High-level corruption remains an issue in the Western Balkans and three Eastern Partnership countries. Moldova and Ukraine have notably suffered from high profile banking frauds, with little progress in the prosecution of those involved and in the recovery of the stolen assets. In Moldova, important actions have been undertaken, but these efforts need to be fully implemented and sustained. In Ukraine, it is important to safeguard and further strengthen the independence of anti-corruption institutions, including by guaranteeing non-political and merit-based appointment procedures for leadership positions. EU support will continue to be conditional and will be linked to concrete progress in the reform agenda and in particular in the fields of anti-corruption and justice, says the European Commission’s report on the assessment of the fulfillment of the visa liberalization requirements by the Western Balkans and by three Eastern Partnership countries, which is quoted by IPN.
Commissioner for Home Affairs Ylva Johansson said the visa liberalization process is a powerful tool to advance transformative reforms, including in the area of justice and security. It fosters people-to-people contacts and strengthens the ties between the EU and the citizens of Western Balkans and Eastern Partnership countries. “Over the years, we have seen significant progress by the visa-free partners that reinforces our bonds. Continuous efforts are needed to preserve these achievements,” stated the official.
The report says all countries (Albania, Bosnia and Herzegovina, Montenegro, North Macedonia and Serbia, and also Georgia, Moldova, and Ukraine) continued to take measures to prevent and fight against organized crime, including through operational cooperation with Member States’ law enforcement authorities.

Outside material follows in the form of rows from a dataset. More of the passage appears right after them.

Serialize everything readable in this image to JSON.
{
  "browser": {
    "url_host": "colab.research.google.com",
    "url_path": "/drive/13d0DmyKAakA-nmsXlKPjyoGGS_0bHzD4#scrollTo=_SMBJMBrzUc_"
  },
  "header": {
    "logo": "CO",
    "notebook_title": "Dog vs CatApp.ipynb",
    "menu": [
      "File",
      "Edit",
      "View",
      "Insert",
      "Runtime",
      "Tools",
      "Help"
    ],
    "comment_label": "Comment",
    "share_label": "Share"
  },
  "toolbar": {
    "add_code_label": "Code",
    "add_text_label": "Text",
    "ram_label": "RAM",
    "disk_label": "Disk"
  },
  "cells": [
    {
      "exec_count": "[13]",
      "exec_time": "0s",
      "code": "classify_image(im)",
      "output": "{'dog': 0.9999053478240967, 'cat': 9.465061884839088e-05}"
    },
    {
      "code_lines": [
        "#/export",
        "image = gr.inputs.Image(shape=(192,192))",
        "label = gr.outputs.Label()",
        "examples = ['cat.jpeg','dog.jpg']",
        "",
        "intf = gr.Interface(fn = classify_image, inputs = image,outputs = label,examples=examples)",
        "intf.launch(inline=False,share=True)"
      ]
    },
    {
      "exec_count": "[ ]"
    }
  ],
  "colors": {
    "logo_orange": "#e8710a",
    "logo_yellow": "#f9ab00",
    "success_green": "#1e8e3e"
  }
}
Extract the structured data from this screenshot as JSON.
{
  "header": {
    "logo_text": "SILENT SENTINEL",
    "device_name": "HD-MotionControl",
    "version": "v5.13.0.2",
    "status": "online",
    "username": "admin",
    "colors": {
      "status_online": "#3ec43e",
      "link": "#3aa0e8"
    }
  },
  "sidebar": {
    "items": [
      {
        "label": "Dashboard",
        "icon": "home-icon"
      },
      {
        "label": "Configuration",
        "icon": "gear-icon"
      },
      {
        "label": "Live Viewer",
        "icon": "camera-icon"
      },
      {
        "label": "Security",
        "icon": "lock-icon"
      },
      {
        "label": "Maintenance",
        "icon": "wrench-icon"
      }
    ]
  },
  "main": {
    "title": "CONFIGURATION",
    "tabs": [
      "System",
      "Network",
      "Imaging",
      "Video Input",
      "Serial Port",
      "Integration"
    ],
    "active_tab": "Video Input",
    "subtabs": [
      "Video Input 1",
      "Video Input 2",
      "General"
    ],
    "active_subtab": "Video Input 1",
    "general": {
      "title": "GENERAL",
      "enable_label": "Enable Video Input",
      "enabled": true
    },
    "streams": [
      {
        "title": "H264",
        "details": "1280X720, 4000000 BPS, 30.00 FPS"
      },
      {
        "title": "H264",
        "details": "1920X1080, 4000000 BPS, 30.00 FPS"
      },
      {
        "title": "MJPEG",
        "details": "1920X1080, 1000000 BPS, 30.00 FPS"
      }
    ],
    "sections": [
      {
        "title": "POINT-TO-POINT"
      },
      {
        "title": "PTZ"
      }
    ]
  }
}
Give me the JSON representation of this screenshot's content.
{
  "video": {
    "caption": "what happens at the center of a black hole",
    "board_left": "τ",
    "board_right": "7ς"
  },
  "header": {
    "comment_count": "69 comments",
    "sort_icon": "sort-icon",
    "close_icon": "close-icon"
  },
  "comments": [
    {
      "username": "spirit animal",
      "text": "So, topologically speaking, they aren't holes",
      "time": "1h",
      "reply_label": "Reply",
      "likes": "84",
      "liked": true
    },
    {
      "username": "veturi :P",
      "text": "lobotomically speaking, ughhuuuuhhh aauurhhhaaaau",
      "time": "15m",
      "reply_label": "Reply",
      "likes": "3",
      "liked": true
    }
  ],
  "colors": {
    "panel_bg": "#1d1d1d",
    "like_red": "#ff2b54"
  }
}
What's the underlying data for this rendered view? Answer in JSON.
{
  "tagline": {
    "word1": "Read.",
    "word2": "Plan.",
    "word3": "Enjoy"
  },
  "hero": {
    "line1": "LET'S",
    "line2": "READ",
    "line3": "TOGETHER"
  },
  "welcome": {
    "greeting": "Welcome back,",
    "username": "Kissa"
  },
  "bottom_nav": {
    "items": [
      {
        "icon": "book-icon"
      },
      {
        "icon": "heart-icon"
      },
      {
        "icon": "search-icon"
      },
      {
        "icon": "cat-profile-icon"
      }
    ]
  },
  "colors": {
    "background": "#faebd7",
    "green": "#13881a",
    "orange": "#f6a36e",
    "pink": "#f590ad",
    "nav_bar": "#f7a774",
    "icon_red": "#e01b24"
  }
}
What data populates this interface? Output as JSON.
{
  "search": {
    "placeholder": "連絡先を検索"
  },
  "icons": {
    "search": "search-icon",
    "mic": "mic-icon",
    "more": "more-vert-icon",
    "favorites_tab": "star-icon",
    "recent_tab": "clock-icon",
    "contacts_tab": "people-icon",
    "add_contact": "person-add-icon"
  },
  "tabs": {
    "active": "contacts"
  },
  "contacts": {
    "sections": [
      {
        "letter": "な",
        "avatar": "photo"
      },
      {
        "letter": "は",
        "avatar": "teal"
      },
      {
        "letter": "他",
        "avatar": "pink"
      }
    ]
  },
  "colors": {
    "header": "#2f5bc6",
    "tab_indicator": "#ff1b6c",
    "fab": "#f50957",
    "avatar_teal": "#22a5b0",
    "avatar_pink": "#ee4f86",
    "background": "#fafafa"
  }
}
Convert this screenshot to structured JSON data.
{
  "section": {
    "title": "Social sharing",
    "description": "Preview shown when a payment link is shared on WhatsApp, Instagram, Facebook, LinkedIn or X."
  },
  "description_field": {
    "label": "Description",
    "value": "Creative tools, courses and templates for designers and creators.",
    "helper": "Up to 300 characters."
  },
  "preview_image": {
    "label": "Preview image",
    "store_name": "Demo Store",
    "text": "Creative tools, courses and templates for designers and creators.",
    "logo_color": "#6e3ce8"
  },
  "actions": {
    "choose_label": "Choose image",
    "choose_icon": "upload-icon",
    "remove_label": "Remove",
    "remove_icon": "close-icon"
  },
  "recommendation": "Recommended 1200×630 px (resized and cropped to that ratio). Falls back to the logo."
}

However, further efforts are needed to address security concerns due to crime-related challenges.
According to the European Commission’s report, all countries assessed continue to take measures to address irregular migration and border protection challenges. Coordination between border authorities and cooperation on readmission and return with all Western Balkan and Eastern Partnership countries remains positive. The overwhelming majority of citizens from the visa-free countries are bona fide travellers with legitimate grounds to travel to the EU. However, further efforts are needed to address ongoing concerns, including through targeted information campaigns on the rights and obligations of visa-free travel.
The report follows up on the Commission’s obligation under the Strengthened Visa Suspension Mechanism, adopted in March 2017, to monitor the continuous fulfillment of visa liberalization requirements by third countries and to report to the European Parliament and the Council at least once a year. The current report is the third under the Visa Suspension Mechanism, following the First Visa Suspension Mechanism Report of December 2017 and Second Visa Suspension Mechanism Report issued in December 2018. Data from this report relates to the 2019 calendar year and first half of 2020.
Overall, the visa-free travel scheme has fulfilled its purpose: it has strengthened people-to-people contact between the Western Balkans and Eastern Partnership countries and the EU, including with diaspora communities in the Member States, enhanced business opportunities and cultural exchanges, and enabled the visa-free countries’ citizens to get to know the EU better.
Visa-free travel for citizens of Montenegro, Serbia and North Macedonia has been in place since December 2009. For citizens of Albania and Bosnia and Herzegovina, visa-free travel is possible since the end of 2010. For Moldova visa-free travel entered into force in April 2014, for Georgia in March 2017 and for Ukraine in June 2017.